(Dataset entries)
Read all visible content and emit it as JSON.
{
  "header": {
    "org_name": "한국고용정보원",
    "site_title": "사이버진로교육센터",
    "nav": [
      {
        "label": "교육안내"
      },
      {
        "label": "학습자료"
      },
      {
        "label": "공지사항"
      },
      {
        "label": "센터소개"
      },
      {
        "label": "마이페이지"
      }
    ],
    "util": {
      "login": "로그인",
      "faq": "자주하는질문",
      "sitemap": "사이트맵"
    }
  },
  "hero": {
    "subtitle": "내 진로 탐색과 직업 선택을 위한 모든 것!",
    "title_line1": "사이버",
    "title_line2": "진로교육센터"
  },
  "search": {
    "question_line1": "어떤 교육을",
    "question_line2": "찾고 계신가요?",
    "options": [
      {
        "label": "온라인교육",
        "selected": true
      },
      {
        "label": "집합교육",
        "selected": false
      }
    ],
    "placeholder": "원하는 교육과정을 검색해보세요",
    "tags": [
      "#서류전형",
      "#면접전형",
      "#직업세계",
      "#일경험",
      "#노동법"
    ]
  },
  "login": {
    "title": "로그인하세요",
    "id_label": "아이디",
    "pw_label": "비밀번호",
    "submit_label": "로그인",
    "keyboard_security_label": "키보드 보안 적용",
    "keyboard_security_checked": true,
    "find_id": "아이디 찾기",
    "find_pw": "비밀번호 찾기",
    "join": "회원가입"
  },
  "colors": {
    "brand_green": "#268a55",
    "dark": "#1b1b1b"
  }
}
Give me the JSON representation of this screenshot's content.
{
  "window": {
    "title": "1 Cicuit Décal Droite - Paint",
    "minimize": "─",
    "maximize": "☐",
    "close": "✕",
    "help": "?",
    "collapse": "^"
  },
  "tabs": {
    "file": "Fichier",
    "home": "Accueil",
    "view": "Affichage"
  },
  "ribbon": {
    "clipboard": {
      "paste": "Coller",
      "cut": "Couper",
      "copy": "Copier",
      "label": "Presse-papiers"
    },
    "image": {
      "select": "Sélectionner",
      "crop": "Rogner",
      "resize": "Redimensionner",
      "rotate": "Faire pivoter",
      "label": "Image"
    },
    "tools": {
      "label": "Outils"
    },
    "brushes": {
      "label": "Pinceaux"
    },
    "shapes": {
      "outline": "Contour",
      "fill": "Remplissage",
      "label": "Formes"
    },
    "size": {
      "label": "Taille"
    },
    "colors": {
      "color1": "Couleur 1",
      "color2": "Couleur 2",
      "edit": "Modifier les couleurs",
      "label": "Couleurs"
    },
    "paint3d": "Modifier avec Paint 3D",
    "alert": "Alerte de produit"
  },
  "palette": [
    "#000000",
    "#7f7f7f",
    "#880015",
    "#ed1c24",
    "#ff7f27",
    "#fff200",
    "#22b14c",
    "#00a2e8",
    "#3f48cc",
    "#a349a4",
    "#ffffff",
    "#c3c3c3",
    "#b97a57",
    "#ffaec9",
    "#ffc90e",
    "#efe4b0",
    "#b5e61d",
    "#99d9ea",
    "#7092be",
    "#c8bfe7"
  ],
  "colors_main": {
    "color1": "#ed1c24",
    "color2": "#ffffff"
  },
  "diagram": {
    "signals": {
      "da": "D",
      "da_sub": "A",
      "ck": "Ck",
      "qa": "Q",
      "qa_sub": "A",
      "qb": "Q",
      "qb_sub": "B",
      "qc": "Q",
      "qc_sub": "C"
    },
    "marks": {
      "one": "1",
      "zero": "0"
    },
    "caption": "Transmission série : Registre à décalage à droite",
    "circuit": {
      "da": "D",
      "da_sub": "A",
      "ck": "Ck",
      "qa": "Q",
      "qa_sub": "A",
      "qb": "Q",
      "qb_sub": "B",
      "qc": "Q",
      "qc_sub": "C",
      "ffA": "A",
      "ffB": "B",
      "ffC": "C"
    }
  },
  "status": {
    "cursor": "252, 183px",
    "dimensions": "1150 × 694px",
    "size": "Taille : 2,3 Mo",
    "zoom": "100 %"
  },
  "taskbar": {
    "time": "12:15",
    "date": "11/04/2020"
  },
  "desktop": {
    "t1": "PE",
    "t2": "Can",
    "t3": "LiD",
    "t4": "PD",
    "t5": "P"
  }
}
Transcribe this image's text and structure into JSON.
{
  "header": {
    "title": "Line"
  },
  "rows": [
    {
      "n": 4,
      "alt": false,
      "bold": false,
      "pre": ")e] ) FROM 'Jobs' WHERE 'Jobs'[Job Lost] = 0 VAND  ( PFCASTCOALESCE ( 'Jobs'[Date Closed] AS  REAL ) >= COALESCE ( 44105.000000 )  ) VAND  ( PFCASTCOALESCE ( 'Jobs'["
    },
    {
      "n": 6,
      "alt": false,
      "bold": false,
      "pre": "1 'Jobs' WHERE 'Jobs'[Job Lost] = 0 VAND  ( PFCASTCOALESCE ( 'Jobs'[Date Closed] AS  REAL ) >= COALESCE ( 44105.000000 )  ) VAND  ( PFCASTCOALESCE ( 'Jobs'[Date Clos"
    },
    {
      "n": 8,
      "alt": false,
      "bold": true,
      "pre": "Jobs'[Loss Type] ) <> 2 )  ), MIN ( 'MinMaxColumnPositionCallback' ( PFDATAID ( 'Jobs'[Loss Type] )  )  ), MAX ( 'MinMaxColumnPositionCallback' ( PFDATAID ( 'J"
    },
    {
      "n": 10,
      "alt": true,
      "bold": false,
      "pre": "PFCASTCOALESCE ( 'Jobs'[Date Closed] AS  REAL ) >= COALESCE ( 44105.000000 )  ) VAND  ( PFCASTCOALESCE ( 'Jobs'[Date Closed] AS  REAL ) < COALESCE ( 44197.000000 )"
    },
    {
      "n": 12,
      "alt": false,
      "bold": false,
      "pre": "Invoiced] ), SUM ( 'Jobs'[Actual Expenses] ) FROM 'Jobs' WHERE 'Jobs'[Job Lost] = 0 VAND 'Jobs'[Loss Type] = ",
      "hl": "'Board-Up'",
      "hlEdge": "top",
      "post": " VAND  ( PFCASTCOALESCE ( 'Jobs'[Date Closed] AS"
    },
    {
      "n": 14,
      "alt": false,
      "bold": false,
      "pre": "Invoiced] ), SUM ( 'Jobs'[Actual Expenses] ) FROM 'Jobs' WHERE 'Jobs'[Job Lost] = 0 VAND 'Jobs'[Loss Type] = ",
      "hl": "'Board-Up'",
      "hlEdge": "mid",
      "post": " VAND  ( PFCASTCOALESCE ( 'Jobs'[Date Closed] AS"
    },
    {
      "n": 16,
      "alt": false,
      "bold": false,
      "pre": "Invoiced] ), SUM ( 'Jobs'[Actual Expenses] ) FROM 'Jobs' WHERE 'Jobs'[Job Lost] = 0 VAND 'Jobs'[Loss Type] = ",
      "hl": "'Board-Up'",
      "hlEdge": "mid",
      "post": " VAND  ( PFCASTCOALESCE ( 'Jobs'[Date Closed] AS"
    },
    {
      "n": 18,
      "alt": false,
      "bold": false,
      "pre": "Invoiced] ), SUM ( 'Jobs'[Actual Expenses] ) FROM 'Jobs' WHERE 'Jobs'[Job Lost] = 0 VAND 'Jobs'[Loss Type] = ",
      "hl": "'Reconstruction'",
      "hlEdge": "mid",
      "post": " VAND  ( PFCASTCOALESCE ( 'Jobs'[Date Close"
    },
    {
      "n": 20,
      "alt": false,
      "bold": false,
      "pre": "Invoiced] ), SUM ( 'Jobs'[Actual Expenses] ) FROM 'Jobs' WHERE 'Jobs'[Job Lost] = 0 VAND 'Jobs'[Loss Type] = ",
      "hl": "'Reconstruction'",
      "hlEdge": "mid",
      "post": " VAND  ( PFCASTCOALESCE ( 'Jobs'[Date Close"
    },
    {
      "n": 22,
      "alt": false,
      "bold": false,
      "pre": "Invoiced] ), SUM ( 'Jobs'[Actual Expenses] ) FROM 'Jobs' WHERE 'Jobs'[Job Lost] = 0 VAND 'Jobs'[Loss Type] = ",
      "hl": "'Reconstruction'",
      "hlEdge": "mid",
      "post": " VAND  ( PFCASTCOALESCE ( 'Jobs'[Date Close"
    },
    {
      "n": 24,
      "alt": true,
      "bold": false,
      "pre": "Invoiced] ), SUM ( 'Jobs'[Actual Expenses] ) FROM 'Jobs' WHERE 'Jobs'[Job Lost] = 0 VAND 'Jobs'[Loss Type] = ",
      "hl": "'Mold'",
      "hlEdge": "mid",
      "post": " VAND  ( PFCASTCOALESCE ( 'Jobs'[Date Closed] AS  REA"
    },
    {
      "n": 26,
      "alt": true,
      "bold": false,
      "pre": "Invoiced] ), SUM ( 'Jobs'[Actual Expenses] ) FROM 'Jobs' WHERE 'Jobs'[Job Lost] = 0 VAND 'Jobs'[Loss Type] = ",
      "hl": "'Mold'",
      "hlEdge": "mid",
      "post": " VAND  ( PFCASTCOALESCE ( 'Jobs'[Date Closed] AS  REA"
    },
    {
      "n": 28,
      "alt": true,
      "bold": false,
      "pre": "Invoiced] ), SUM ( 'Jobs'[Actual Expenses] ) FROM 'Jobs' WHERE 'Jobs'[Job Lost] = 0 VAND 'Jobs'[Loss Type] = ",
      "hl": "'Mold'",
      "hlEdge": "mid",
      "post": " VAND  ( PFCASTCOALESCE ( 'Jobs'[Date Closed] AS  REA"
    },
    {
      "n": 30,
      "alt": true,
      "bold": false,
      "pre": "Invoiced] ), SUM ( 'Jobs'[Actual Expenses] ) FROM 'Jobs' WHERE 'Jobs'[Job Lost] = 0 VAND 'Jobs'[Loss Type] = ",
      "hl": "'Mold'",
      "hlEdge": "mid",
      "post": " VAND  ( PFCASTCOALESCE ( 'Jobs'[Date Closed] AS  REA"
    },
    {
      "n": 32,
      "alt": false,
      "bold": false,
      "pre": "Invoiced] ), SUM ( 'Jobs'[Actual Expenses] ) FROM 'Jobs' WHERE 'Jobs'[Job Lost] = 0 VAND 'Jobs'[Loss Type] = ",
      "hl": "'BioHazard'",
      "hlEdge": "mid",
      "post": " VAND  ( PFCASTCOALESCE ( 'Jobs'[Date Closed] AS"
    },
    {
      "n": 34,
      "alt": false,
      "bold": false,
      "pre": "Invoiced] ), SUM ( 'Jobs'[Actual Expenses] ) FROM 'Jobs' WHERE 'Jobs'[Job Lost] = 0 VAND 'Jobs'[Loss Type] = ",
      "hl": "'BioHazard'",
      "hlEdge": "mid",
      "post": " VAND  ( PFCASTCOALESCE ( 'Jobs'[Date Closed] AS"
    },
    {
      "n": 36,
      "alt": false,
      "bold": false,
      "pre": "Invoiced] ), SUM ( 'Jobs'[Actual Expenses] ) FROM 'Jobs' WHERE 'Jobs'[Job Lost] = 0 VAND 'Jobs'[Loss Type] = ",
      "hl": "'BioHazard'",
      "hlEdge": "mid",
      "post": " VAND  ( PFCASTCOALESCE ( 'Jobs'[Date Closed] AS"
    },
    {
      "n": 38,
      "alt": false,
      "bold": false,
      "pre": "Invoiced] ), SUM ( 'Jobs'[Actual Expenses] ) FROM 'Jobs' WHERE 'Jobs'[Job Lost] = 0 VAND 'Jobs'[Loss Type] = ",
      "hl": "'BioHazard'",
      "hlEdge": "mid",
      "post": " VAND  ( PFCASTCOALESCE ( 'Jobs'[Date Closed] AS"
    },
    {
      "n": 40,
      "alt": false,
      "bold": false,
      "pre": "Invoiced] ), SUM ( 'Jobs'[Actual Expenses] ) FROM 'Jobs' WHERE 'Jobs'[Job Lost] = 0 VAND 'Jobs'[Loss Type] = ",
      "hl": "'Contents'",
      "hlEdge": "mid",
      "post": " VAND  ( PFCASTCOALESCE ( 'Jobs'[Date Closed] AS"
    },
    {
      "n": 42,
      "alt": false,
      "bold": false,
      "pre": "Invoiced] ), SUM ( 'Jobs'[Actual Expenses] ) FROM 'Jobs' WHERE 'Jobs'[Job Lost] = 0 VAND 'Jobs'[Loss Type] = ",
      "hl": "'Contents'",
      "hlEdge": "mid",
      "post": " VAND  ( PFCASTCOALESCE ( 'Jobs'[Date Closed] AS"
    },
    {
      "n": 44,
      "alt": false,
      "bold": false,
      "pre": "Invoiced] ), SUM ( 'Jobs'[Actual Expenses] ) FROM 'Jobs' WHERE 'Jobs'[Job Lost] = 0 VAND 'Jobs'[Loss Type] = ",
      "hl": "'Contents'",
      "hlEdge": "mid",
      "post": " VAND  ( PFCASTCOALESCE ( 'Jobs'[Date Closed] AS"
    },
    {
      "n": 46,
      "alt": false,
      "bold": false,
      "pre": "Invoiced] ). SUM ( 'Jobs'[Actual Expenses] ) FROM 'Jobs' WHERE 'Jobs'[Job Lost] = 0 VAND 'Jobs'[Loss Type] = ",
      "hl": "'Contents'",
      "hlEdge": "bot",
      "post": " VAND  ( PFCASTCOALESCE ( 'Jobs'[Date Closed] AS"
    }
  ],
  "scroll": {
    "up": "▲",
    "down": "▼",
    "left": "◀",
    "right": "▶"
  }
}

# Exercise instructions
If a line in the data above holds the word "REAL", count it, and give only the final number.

# Solution to this task
3